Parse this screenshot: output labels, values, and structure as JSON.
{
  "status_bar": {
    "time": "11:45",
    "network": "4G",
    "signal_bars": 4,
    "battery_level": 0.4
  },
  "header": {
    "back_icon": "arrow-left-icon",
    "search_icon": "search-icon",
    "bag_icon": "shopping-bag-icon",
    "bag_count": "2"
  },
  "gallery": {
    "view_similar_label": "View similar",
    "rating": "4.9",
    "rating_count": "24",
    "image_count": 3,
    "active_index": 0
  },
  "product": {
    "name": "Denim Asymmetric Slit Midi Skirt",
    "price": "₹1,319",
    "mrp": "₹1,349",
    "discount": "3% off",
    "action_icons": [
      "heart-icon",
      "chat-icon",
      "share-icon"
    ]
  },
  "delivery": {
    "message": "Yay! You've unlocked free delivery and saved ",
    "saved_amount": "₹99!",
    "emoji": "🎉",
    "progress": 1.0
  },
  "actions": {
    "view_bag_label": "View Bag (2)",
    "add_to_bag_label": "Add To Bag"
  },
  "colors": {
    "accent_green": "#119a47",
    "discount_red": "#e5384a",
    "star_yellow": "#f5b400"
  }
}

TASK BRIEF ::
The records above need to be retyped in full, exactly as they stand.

RESULT FOR THIS TASK ::
Parse this screenshot: output labels, values, and structure as JSON.
{
  "status_bar": {
    "time": "11:45",
    "network": "4G",
    "signal_bars": 4,
    "battery_level": 0.4
  },
  "header": {
    "back_icon": "arrow-left-icon",
    "search_icon": "search-icon",
    "bag_icon": "shopping-bag-icon",
    "bag_count": "2"
  },
  "gallery": {
    "view_similar_label": "View similar",
    "rating": "4.9",
    "rating_count": "24",
    "image_count": 3,
    "active_index": 0
  },
  "product": {
    "name": "Denim Asymmetric Slit Midi Skirt",
    "price": "₹1,319",
    "mrp": "₹1,349",
    "discount": "3% off",
    "action_icons": [
      "heart-icon",
      "chat-icon",
      "share-icon"
    ]
  },
  "delivery": {
    "message": "Yay! You've unlocked free delivery and saved ",
    "saved_amount": "₹99!",
    "emoji": "🎉",
    "progress": 1.0
  },
  "actions": {
    "view_bag_label": "View Bag (2)",
    "add_to_bag_label": "Add To Bag"
  },
  "colors": {
    "accent_green": "#119a47",
    "discount_red": "#e5384a",
    "star_yellow": "#f5b400"
  }
}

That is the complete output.